But these defenders of a white Christian vision of nationhood have found curious allies in celebrity atheists like Dawkins and Harris, who echo their paranoid views of Muslims to their ostensibly liberal supporters. Bissonnette’s actions and personal “likes” highlight the weird entanglement of atheists, Christian neoconservatives and theocrats, and far-Right white nationalists, which is something reasonable atheists should reflect on very seriously.
Given the trajectory of their intensifying assault on Islam—which is singled out as a uniquely barbaric religion—it should not surprise us when Dawkins and Harris share admirers with the likes of Trump, Le Pen, and other nationalists who are leading a crescendo of ethnic tension. While Dawkins, Harris, and other New Atheists (most famously the late Christopher Hitchens, also one of Bissonnette’s “likes”) have preached a secular gospel of scientific rationality and hostility toward religion, their harshest criticism has been reserved for Islam.
The ideological purity and relentlessly unthinking approach of people like Dawkins and Harris has resulted in disillusionment within the atheist community. Younger atheists who are intolerant of bigotry with respect to culture and identity have found Dawkins’ criticisms of feminism and his stereotypical depictions of Muslims as deranged religious fanatics unpalatable.
Harris and Dawkins claim that their issue is with the doctrines of Islam rather than with Muslims as people, but in practice they take little care to make a distinction, perhaps reflecting their general view that religion is a kind of mental parasite that takes control of its host. Whether intended or not, they have granted a veneer of intellectual legitimacy to ethnic nationalism and xenophobia. Harris has explicitly said that, in Europe, it is fascists who have the correct vision of how to deal with Muslims.
His general neoconservative position, like that of Christopher Hitchens, is representative of a wing of the movement that I call the “atheist Right”—the mirror image of the Christian Right’s militaristic nationalism and libertarianism.
Advocating for reason and respect for science is a worthy cause in a world being torn apart by racism, nativism, and a corporate power structure that will destroy anything that stands in its way. It’s entirely reasonable to be concerned about religious extremism, but the most visible spokesmen of atheism are throwing fuel on the fire.

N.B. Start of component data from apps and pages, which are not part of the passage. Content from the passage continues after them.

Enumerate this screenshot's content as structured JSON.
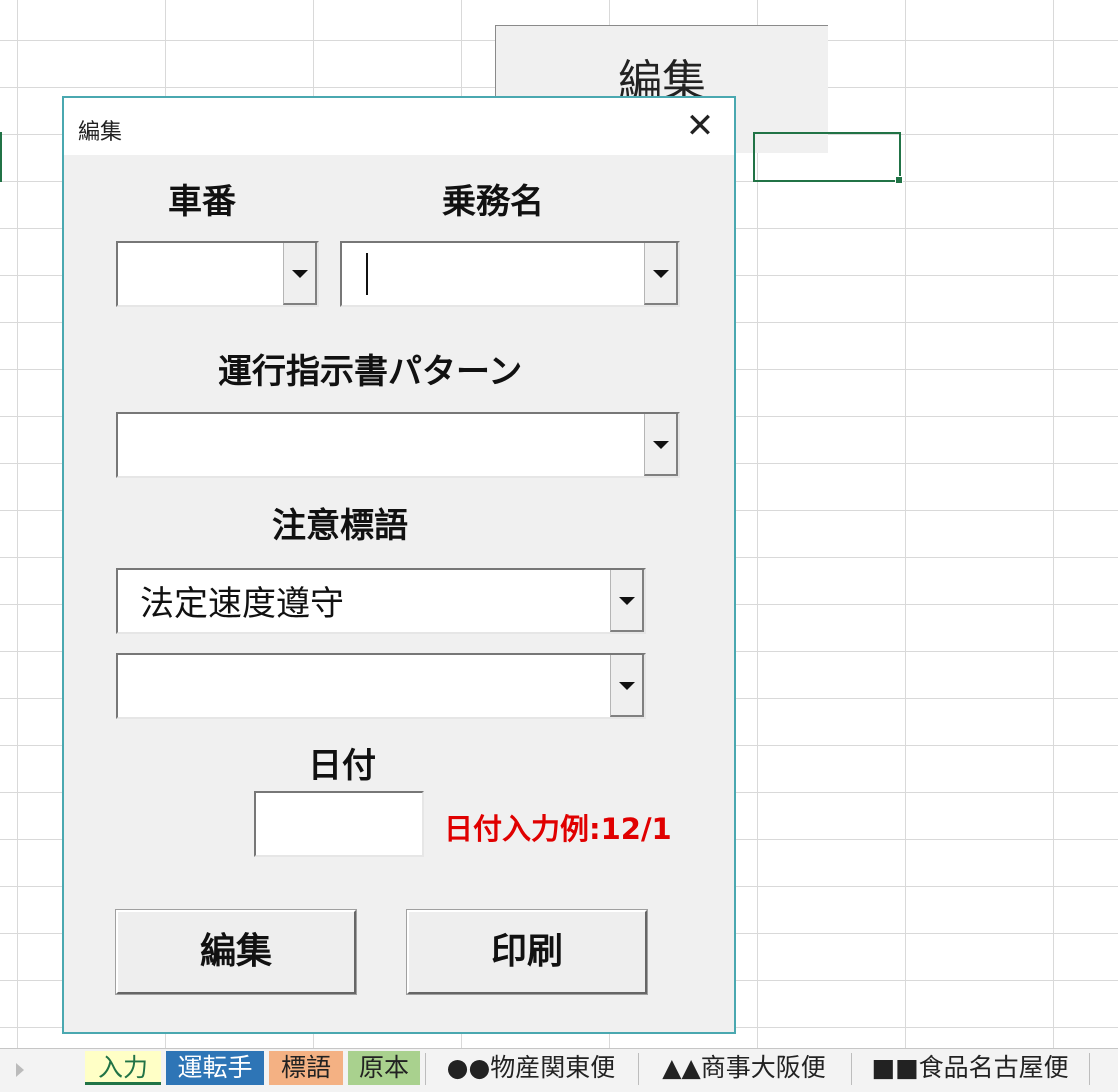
{
  "sheet": {
    "button_label": "編集"
  },
  "dialog": {
    "title": "編集",
    "close_glyph": "✕",
    "labels": {
      "car_number": "車番",
      "crew_name": "乗務名",
      "instruction_pattern": "運行指示書パターン",
      "caution_slogan": "注意標語",
      "date": "日付"
    },
    "fields": {
      "car_number_value": "",
      "crew_name_value": "",
      "instruction_pattern_value": "",
      "slogan_1_value": "法定速度遵守",
      "slogan_2_value": "",
      "date_value": ""
    },
    "date_hint": "日付入力例:12/1",
    "buttons": {
      "edit": "編集",
      "print": "印刷"
    }
  },
  "tabs": [
    {
      "label": "入力",
      "color": "#ffffc6",
      "active": true
    },
    {
      "label": "運転手",
      "color": "#2e75b6"
    },
    {
      "label": "標語",
      "color": "#f4b183"
    },
    {
      "label": "原本",
      "color": "#a9d18e"
    },
    {
      "label": "●●物産関東便"
    },
    {
      "label": "▲▲商事大阪便"
    },
    {
      "label": "■■食品名古屋便"
    }
  ],
  "colors": {
    "accent": "#217346",
    "dialog_border": "#4aa8b0",
    "hint": "#e00000"
  }
}
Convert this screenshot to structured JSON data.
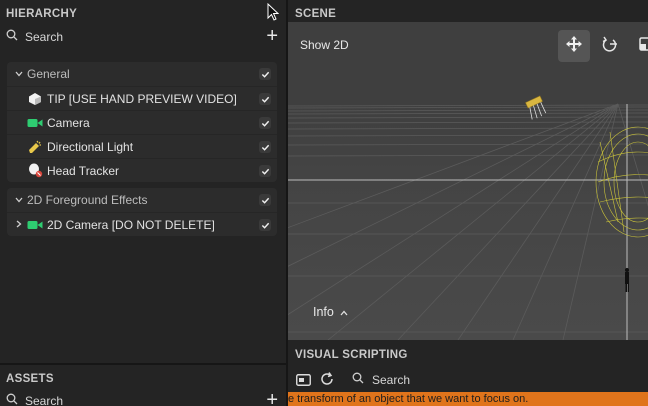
{
  "hierarchy": {
    "title": "HIERARCHY",
    "search_placeholder": "Search",
    "groups": [
      {
        "label": "General",
        "checked": true,
        "items": [
          {
            "label": "TIP [USE HAND PREVIEW VIDEO]",
            "icon": "hand-tip-icon",
            "checked": true
          },
          {
            "label": "Camera",
            "icon": "camera-icon",
            "checked": true
          },
          {
            "label": "Directional Light",
            "icon": "light-icon",
            "checked": true
          },
          {
            "label": "Head Tracker",
            "icon": "head-tracker-icon",
            "checked": true
          }
        ]
      },
      {
        "label": "2D Foreground Effects",
        "checked": true,
        "items": [
          {
            "label": "2D Camera [DO NOT DELETE]",
            "icon": "camera-icon",
            "checked": true
          }
        ]
      }
    ]
  },
  "assets": {
    "title": "ASSETS",
    "search_placeholder": "Search"
  },
  "scene": {
    "title": "SCENE",
    "show2d_label": "Show 2D",
    "info_label": "Info",
    "tools": [
      "move-icon",
      "rotate-icon",
      "scale-icon"
    ]
  },
  "visual_scripting": {
    "title": "VISUAL SCRIPTING",
    "search_placeholder": "Search",
    "banner_text": "e transform of an object that we want to focus on."
  },
  "colors": {
    "background": "#242424",
    "group_bg": "#2c2c2c",
    "viewport_bg": "#3f3f3f",
    "camera_green": "#2ecc71",
    "light_yellow": "#e8c84a",
    "banner_orange": "#e0741b"
  }
}
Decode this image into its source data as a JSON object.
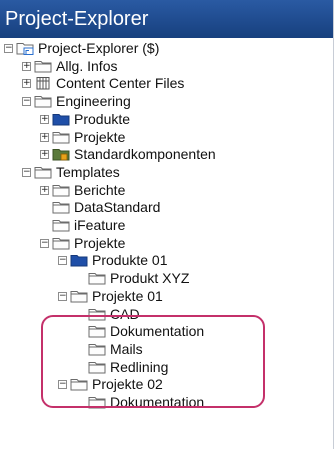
{
  "panel": {
    "title": "Project-Explorer"
  },
  "tree": {
    "nodes": [
      {
        "label": "Project-Explorer ($)",
        "icon": "project-root-icon",
        "expander": "minus",
        "depth": 0
      },
      {
        "label": "Allg. Infos",
        "icon": "folder-icon",
        "expander": "plus",
        "depth": 1
      },
      {
        "label": "Content Center Files",
        "icon": "content-center-icon",
        "expander": "plus",
        "depth": 1
      },
      {
        "label": "Engineering",
        "icon": "folder-icon",
        "expander": "minus",
        "depth": 1
      },
      {
        "label": "Produkte",
        "icon": "folder-blue-icon",
        "expander": "plus",
        "depth": 2
      },
      {
        "label": "Projekte",
        "icon": "folder-icon",
        "expander": "plus",
        "depth": 2
      },
      {
        "label": "Standardkomponenten",
        "icon": "folder-locked-icon",
        "expander": "plus",
        "depth": 2
      },
      {
        "label": "Templates",
        "icon": "folder-icon",
        "expander": "minus",
        "depth": 1
      },
      {
        "label": "Berichte",
        "icon": "folder-icon",
        "expander": "plus",
        "depth": 2
      },
      {
        "label": "DataStandard",
        "icon": "folder-icon",
        "expander": "none",
        "depth": 2
      },
      {
        "label": "iFeature",
        "icon": "folder-icon",
        "expander": "none",
        "depth": 2
      },
      {
        "label": "Projekte",
        "icon": "folder-icon",
        "expander": "minus",
        "depth": 2
      },
      {
        "label": "Produkte 01",
        "icon": "folder-blue-icon",
        "expander": "minus",
        "depth": 3
      },
      {
        "label": "Produkt XYZ",
        "icon": "folder-icon",
        "expander": "none",
        "depth": 4
      },
      {
        "label": "Projekte 01",
        "icon": "folder-icon",
        "expander": "minus",
        "depth": 3
      },
      {
        "label": "CAD",
        "icon": "folder-icon",
        "expander": "none",
        "depth": 4
      },
      {
        "label": "Dokumentation",
        "icon": "folder-icon",
        "expander": "none",
        "depth": 4
      },
      {
        "label": "Mails",
        "icon": "folder-icon",
        "expander": "none",
        "depth": 4
      },
      {
        "label": "Redlining",
        "icon": "folder-icon",
        "expander": "none",
        "depth": 4
      },
      {
        "label": "Projekte 02",
        "icon": "folder-icon",
        "expander": "minus",
        "depth": 3
      },
      {
        "label": "Dokumentation",
        "icon": "folder-icon",
        "expander": "none",
        "depth": 4
      }
    ]
  },
  "colors": {
    "titlebar": "#1e4a8f",
    "highlight": "#c4306a",
    "folder_fill": "#fdfdfd",
    "folder_blue": "#1f4fa8"
  }
}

The narrative of secularism must be rescued from those who would allow it to serve as a tool of fascism.
This is always a problem with minority groups that are just entering mainstream consciousness. In the early stages, it is easy for the media to get quotes from prominent members of that group. But as the group grows and diversifies, the media still continue to focus on those early prominent voices and go to them for comment when any issue relating to that group comes up, though those people might themselves be now on the fringes of that movement.
With the gay and lesbian community, the visibility of the group has grown so much that it would be absurd to think of any one or few people as speaking for the entire community but the transgender community is similar to the atheists in still being thought of as having a few spokespersons. But just as Caitlyn Jenner should not be considered a spokesperson for the transgender community, neither should Harris and Dawkins serve that role for atheists.